    Galayko, D., Kaiser, A., Legrand, B., Buchaillot, L., Collard, D., & Combi, C. (2005). Tunable passband t-filter with electrostatically-driven polysilicon micromechanical resonators. Sensors and Actuators A: Physical, 117(1), 115–120.CrossRefGoogle Scholar
  8. 8.
    Gammaitoni, L., Neri, I., & Vocca, H. (2009). Nonlinear oscillators for vibration energy harvesting. Applied Physics Letters, 94, 164,102.Google Scholar
  9. 9.
    Gammaitoni, L., Travasso, F., Orfei, F., Vocca, H., & Neri, I. (2011). Vibration energy harvesting: Linear and nonlinear oscillator approaches. INTECH Open Access Publisher.Google Scholar
  10. 10.
    López-Suárez, M., Rurali, R., Gammaitoni, L., & Abadal, G. (2011). Nanostructured graphene for energy harvesting. Physical Review B, 84(16), 161,401.Google Scholar
  11. 11.
    Meninger, S., Mur-Miranda, J., Amirtharajah, R., Chandrakasan, A., & Lang, J. (2001). Vibration-to-electric energy conversion. IEEE Transactions on Very Large Scale Integration (VLSI) Systems, 9(1), 64–76.Google Scholar
  12. 12.
    Moon, F., & Holmes, P. J. (1979). A magnetoelastic strange attractor. Journal of Sound and Vibration, 65(2), 275–296.CrossRefzbMATHGoogle Scholar
  13. 13.
    Nuffer, J., & Bein, T. (2006). Applications of piezoelectric materials in transportation industry.

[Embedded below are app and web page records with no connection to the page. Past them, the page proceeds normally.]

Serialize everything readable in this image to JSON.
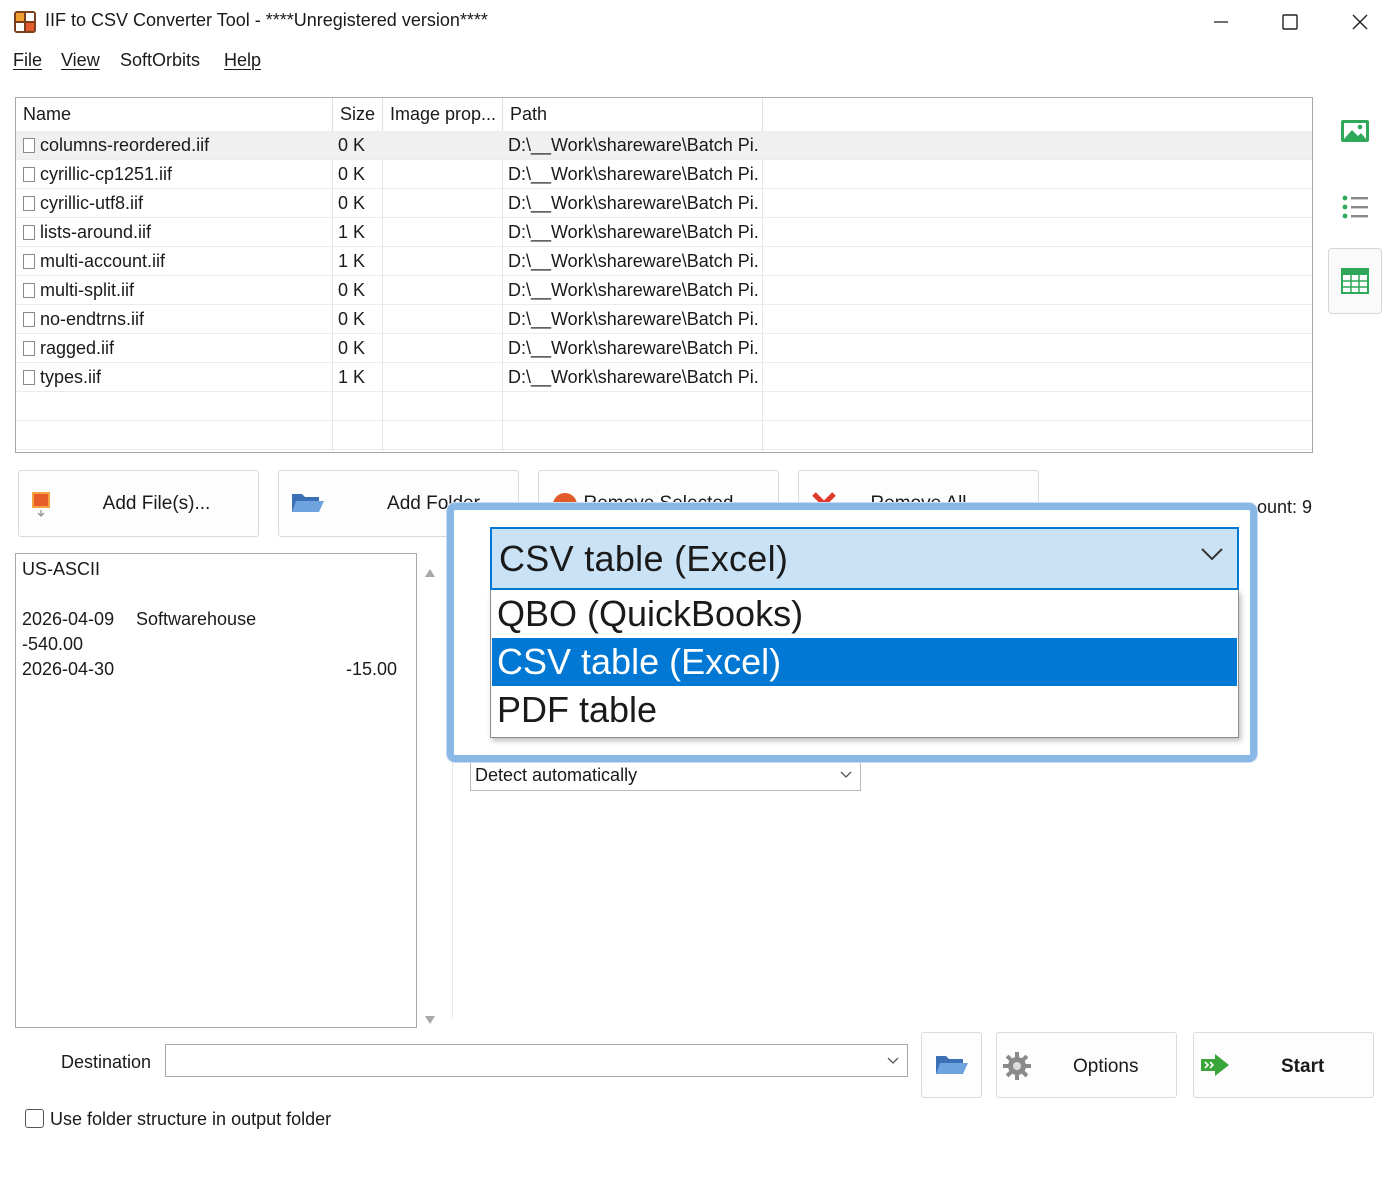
{
  "window": {
    "title": "IIF to CSV Converter Tool - ****Unregistered version****",
    "minimize_icon": "minimize-icon",
    "maximize_icon": "maximize-icon",
    "close_icon": "close-icon"
  },
  "menu": [
    {
      "label": "File",
      "mnemonic": "F"
    },
    {
      "label": "View",
      "mnemonic": "V"
    },
    {
      "label": "SoftOrbits",
      "mnemonic": ""
    },
    {
      "label": "Help",
      "mnemonic": "H"
    }
  ],
  "file_list": {
    "columns": [
      "Name",
      "Size",
      "Image prop...",
      "Path"
    ],
    "rows": [
      {
        "name": "columns-reordered.iif",
        "size": "0 K",
        "image_props": "",
        "path": "D:\\__Work\\shareware\\Batch Pi...",
        "selected": true
      },
      {
        "name": "cyrillic-cp1251.iif",
        "size": "0 K",
        "image_props": "",
        "path": "D:\\__Work\\shareware\\Batch Pi..."
      },
      {
        "name": "cyrillic-utf8.iif",
        "size": "0 K",
        "image_props": "",
        "path": "D:\\__Work\\shareware\\Batch Pi..."
      },
      {
        "name": "lists-around.iif",
        "size": "1 K",
        "image_props": "",
        "path": "D:\\__Work\\shareware\\Batch Pi..."
      },
      {
        "name": "multi-account.iif",
        "size": "1 K",
        "image_props": "",
        "path": "D:\\__Work\\shareware\\Batch Pi..."
      },
      {
        "name": "multi-split.iif",
        "size": "0 K",
        "image_props": "",
        "path": "D:\\__Work\\shareware\\Batch Pi..."
      },
      {
        "name": "no-endtrns.iif",
        "size": "0 K",
        "image_props": "",
        "path": "D:\\__Work\\shareware\\Batch Pi..."
      },
      {
        "name": "ragged.iif",
        "size": "0 K",
        "image_props": "",
        "path": "D:\\__Work\\shareware\\Batch Pi..."
      },
      {
        "name": "types.iif",
        "size": "1 K",
        "image_props": "",
        "path": "D:\\__Work\\shareware\\Batch Pi..."
      }
    ]
  },
  "side_icons": [
    "image-view-icon",
    "list-view-icon",
    "table-view-icon"
  ],
  "toolbar": {
    "add_files": "Add File(s)...",
    "add_folder": "Add Folder",
    "remove_selected": "Remove Selected",
    "remove_all": "Remove All",
    "file_count": "ount: 9"
  },
  "preview": {
    "encoding": "US-ASCII",
    "line1_date": "2026-04-09",
    "line1_name": "Softwarehouse",
    "line2": "-540.00",
    "line3_date": "2026-04-30",
    "line3_amount": "-15.00"
  },
  "format_dropdown": {
    "selected": "CSV table (Excel)",
    "options": [
      "QBO (QuickBooks)",
      "CSV table (Excel)",
      "PDF table"
    ],
    "highlighted_index": 1
  },
  "detect_dropdown": {
    "value": "Detect automatically"
  },
  "bottom": {
    "destination_label": "Destination",
    "destination_value": "",
    "options_label": "Options",
    "start_label": "Start",
    "use_folder_label": "Use folder structure in output folder",
    "use_folder_checked": false
  },
  "colors": {
    "accent": "#0078d4",
    "combo_bg": "#c9e2f5",
    "callout_border": "#8ab8e6",
    "start_arrow": "#3aa53a"
  }
}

In: Global Symposium on Innovative Solutions for the Advancement of the Transport Industry, San Sebastian, Spain.Google Scholar
  14. 14.
    Ramlan, R., Brennan, M., Mace, B., & Kovacic, I. (2010). Potential benefits of a non-linear stiffness in an energy harvesting device. Nonlinear Dynamics, 59(4), 545–558.CrossRefzbMATHGoogle Scholar
  15. 15.
    Riley, K., Hobson, P., & Bence, S. (2006). Mathematical Methods for Physics and Engineering: A Comprehensive Guide. Cambridge University Press.
  16. 16.
    Senturia, S. D. (2001). Microsystem design, vol. 3. Kluwer academic publishers Boston.Google Scholar
  17. 17.
    Smith, W. A. (1986). Composite piezoelectric materials for medical ultrasonic imaging transducers—a review. In Sixth IEEE International Symposium on on Applications of Ferroelectrics, pp. 249–256.Google Scholar
  18. 18.
    Sodano, H. A., Inman, D. J., & Park, G. (2004). A review of power harvesting from vibration using piezoelectric materials. Shock and Vibration Digest, 36(3), 197–206.CrossRefGoogle Scholar
  19. 19.
    Tang, L., Yang, Y., & Soh, C. K. (2010). Toward broadband vibration-based energy harvesting. Journal of Intelligent Material Systems and Structures, 21(18), 1867–1897.CrossRefGoogle Scholar
  20. 20.
    Toh, T. T., Bansal, A., Hong, G., Mitcheson, P. D., Holmes, A. S., & Yeatman, E. M. (2007). Energy harvesting from rotating structures. Technical Digest PowerMEMS 2007, Freiburg, Germany, 28–29 November 2007 pp. 327–330.Google Scholar
  21. 21.
    Trigona, C., Dumas, N., Latorre, L., Andò, B., Baglio, S., & Nouet, P. (2011). Exploiting benefits of a periodically-forced nonlinear oscillator for energy harvesting from ambient vibrations. Procedia engineering, 25, 819–822.CrossRefGoogle Scholar
  22. 22.
    Vocca, H., Neri, I., Travasso, F., & Gammaitoni, L. (2012). Kinetic energy harvesting with bistable oscillators. Applied Energy, 97, 771–776.CrossRefGoogle Scholar

Copyright information

© Springer International Publishing Switzerland 2016

Authors and Affiliations

  1. 1.University College DublinDublinIreland
  2. 2.University Rovira i VirgiliTarragonaSpain
  3. 3.UMPC — Sorbonne UniversitiesParisFrance

Personalised recommendations